Task goal ▸
Check every line of the data and copy the ones where "JSON" appears.

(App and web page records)
-------

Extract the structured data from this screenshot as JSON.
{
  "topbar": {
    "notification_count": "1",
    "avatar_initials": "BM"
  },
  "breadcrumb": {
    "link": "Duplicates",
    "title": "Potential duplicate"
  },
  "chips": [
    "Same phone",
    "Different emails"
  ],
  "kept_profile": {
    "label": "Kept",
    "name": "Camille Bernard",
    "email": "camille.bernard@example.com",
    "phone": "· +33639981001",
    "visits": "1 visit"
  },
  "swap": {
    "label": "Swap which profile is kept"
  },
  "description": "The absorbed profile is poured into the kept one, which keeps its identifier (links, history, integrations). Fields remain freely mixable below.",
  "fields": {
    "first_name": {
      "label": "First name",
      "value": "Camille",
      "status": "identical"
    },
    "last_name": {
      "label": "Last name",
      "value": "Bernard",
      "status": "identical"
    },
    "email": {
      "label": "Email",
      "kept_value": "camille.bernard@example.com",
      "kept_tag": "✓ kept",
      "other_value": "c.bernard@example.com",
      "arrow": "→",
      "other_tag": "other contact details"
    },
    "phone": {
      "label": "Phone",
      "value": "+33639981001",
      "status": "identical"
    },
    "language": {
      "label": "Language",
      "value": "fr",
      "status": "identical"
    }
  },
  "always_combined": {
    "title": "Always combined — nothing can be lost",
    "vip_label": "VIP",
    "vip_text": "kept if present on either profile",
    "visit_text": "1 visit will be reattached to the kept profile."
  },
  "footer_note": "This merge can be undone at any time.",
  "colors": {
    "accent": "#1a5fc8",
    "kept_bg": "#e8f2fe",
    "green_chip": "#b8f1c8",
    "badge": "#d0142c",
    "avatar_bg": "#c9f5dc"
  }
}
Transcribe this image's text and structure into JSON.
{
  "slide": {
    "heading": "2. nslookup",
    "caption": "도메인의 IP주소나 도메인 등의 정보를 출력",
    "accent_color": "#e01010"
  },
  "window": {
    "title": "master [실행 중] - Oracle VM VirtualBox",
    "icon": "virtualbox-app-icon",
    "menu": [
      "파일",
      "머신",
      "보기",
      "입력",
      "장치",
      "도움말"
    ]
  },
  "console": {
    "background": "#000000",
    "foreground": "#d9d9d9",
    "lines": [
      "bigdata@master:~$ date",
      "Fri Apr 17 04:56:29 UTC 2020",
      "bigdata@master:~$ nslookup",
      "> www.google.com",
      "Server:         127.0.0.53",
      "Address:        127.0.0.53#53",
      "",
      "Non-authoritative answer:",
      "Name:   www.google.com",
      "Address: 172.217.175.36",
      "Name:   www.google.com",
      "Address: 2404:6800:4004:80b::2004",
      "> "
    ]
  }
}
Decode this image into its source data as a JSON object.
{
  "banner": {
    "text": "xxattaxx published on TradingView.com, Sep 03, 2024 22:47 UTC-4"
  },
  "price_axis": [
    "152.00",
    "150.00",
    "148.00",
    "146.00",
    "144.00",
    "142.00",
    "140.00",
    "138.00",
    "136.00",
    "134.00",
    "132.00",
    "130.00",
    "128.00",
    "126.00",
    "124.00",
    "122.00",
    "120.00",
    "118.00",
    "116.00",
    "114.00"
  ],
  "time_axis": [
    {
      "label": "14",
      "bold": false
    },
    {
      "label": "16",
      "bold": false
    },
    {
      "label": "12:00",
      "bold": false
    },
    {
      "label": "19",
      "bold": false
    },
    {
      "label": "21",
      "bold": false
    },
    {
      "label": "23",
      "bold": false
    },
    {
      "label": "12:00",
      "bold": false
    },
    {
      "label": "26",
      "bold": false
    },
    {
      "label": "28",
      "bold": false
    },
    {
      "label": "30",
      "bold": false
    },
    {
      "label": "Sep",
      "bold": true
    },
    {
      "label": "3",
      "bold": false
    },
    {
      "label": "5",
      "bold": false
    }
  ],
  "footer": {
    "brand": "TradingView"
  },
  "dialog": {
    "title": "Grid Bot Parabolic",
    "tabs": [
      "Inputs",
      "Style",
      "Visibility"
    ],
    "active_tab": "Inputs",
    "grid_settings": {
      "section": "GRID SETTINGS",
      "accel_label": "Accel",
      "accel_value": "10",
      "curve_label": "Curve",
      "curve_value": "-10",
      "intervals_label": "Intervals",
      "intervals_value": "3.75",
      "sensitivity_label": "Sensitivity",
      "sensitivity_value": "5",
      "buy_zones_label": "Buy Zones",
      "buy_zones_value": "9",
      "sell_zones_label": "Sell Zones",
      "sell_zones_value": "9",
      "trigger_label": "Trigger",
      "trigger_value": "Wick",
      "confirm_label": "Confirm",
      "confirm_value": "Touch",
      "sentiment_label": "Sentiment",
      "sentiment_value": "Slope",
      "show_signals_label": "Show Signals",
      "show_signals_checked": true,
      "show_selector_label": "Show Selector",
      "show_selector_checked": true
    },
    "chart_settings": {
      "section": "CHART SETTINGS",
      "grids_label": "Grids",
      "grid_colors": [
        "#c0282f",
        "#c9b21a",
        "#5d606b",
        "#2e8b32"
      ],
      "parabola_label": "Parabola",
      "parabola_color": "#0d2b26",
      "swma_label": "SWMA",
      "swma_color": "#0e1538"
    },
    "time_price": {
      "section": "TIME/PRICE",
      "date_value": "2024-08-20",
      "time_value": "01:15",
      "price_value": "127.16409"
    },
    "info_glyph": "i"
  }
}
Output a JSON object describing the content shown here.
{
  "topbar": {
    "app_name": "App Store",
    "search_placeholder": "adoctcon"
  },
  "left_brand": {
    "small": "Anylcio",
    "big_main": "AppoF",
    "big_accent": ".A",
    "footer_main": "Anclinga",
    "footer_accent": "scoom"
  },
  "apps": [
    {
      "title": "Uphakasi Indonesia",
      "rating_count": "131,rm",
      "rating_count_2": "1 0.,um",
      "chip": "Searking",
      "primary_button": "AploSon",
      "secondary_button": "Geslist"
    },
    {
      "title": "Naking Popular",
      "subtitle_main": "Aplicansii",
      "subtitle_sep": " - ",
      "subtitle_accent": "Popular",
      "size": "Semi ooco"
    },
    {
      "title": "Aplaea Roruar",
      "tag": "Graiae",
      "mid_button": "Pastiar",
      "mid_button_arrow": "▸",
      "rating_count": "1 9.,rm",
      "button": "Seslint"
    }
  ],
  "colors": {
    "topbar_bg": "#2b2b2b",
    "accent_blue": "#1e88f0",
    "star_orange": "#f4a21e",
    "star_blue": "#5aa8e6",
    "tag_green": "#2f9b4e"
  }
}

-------

Answer below ▸
Extract the structured data from this screenshot as JSON.
Transcribe this image's text and structure into JSON.
Decode this image into its source data as a JSON object.
Output a JSON object describing the content shown here.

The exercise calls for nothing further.